Work required >> Please return each record exactly, leaving nothing out.

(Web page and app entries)
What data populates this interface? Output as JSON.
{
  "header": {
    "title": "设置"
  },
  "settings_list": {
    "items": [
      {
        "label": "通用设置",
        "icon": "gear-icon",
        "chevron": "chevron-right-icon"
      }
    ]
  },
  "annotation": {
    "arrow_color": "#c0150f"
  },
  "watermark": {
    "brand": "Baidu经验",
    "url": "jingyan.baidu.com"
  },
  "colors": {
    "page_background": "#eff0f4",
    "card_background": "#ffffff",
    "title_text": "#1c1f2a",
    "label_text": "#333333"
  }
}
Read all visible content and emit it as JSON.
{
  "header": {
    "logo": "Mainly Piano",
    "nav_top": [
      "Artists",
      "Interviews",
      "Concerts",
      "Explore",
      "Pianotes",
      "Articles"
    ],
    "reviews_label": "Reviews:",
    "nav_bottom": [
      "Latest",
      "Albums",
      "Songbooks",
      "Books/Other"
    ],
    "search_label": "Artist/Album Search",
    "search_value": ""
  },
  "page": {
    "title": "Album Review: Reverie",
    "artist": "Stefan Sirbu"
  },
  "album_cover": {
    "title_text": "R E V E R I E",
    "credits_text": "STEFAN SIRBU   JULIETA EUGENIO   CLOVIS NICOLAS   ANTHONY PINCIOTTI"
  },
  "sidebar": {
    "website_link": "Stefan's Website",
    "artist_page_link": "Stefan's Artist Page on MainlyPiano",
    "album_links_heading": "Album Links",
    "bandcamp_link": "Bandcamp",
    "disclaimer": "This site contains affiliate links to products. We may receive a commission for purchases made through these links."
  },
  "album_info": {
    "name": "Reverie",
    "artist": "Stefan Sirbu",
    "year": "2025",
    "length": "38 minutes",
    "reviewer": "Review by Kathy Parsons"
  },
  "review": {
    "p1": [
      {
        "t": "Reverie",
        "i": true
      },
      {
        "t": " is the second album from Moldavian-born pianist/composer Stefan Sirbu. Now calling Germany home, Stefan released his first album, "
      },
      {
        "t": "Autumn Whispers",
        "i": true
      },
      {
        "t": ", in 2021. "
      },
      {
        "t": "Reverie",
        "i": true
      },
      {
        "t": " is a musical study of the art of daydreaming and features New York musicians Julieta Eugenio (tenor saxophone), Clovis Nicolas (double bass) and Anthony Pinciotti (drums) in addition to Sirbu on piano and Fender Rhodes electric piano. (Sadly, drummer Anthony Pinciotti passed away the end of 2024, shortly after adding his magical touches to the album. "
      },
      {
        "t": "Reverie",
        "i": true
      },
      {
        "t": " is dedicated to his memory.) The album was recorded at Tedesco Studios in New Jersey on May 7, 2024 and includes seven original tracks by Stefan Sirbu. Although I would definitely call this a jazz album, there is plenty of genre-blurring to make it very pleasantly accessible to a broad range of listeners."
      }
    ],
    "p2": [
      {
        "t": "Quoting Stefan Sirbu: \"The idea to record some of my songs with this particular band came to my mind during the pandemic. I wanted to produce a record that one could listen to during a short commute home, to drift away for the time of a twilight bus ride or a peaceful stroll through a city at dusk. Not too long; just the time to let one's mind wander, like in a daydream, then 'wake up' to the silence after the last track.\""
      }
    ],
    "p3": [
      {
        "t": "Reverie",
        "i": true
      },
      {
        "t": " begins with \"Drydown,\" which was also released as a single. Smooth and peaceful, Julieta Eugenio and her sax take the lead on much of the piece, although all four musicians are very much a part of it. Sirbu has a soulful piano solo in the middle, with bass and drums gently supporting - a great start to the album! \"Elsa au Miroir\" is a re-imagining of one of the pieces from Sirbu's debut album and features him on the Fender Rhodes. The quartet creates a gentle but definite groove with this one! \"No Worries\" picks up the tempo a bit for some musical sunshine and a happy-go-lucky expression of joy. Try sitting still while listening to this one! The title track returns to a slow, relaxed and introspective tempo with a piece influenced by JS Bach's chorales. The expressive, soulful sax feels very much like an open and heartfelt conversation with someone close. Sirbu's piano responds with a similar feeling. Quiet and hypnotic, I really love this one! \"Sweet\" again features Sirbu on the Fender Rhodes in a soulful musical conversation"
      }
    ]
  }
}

Exercise result >>
What data populates this interface? Output as JSON.
{
  "header": {
    "title": "设置"
  },
  "settings_list": {
    "items": [
      {
        "label": "通用设置",
        "icon": "gear-icon",
        "chevron": "chevron-right-icon"
      }
    ]
  },
  "annotation": {
    "arrow_color": "#c0150f"
  },
  "watermark": {
    "brand": "Baidu经验",
    "url": "jingyan.baidu.com"
  },
  "colors": {
    "page_background": "#eff0f4",
    "card_background": "#ffffff",
    "title_text": "#1c1f2a",
    "label_text": "#333333"
  }
}
Read all visible content and emit it as JSON.
{
  "header": {
    "logo": "Mainly Piano",
    "nav_top": [
      "Artists",
      "Interviews",
      "Concerts",
      "Explore",
      "Pianotes",
      "Articles"
    ],
    "reviews_label": "Reviews:",
    "nav_bottom": [
      "Latest",
      "Albums",
      "Songbooks",
      "Books/Other"
    ],
    "search_label": "Artist/Album Search",
    "search_value": ""
  },
  "page": {
    "title": "Album Review: Reverie",
    "artist": "Stefan Sirbu"
  },
  "album_cover": {
    "title_text": "R E V E R I E",
    "credits_text": "STEFAN SIRBU   JULIETA EUGENIO   CLOVIS NICOLAS   ANTHONY PINCIOTTI"
  },
  "sidebar": {
    "website_link": "Stefan's Website",
    "artist_page_link": "Stefan's Artist Page on MainlyPiano",
    "album_links_heading": "Album Links",
    "bandcamp_link": "Bandcamp",
    "disclaimer": "This site contains affiliate links to products. We may receive a commission for purchases made through these links."
  },
  "album_info": {
    "name": "Reverie",
    "artist": "Stefan Sirbu",
    "year": "2025",
    "length": "38 minutes",
    "reviewer": "Review by Kathy Parsons"
  },
  "review": {
    "p1": [
      {
        "t": "Reverie",
        "i": true
      },
      {
        "t": " is the second album from Moldavian-born pianist/composer Stefan Sirbu. Now calling Germany home, Stefan released his first album, "
      },
      {
        "t": "Autumn Whispers",
        "i": true
      },
      {
        "t": ", in 2021. "
      },
      {
        "t": "Reverie",
        "i": true
      },
      {
        "t": " is a musical study of the art of daydreaming and features New York musicians Julieta Eugenio (tenor saxophone), Clovis Nicolas (double bass) and Anthony Pinciotti (drums) in addition to Sirbu on piano and Fender Rhodes electric piano. (Sadly, drummer Anthony Pinciotti passed away the end of 2024, shortly after adding his magical touches to the album. "
      },
      {
        "t": "Reverie",
        "i": true
      },
      {
        "t": " is dedicated to his memory.) The album was recorded at Tedesco Studios in New Jersey on May 7, 2024 and includes seven original tracks by Stefan Sirbu. Although I would definitely call this a jazz album, there is plenty of genre-blurring to make it very pleasantly accessible to a broad range of listeners."
      }
    ],
    "p2": [
      {
        "t": "Quoting Stefan Sirbu: \"The idea to record some of my songs with this particular band came to my mind during the pandemic. I wanted to produce a record that one could listen to during a short commute home, to drift away for the time of a twilight bus ride or a peaceful stroll through a city at dusk. Not too long; just the time to let one's mind wander, like in a daydream, then 'wake up' to the silence after the last track.\""
      }
    ],
    "p3": [
      {
        "t": "Reverie",
        "i": true
      },
      {
        "t": " begins with \"Drydown,\" which was also released as a single. Smooth and peaceful, Julieta Eugenio and her sax take the lead on much of the piece, although all four musicians are very much a part of it. Sirbu has a soulful piano solo in the middle, with bass and drums gently supporting - a great start to the album! \"Elsa au Miroir\" is a re-imagining of one of the pieces from Sirbu's debut album and features him on the Fender Rhodes. The quartet creates a gentle but definite groove with this one! \"No Worries\" picks up the tempo a bit for some musical sunshine and a happy-go-lucky expression of joy. Try sitting still while listening to this one! The title track returns to a slow, relaxed and introspective tempo with a piece influenced by JS Bach's chorales. The expressive, soulful sax feels very much like an open and heartfelt conversation with someone close. Sirbu's piano responds with a similar feeling. Quiet and hypnotic, I really love this one! \"Sweet\" again features Sirbu on the Fender Rhodes in a soulful musical conversation"
      }
    ]
  }
}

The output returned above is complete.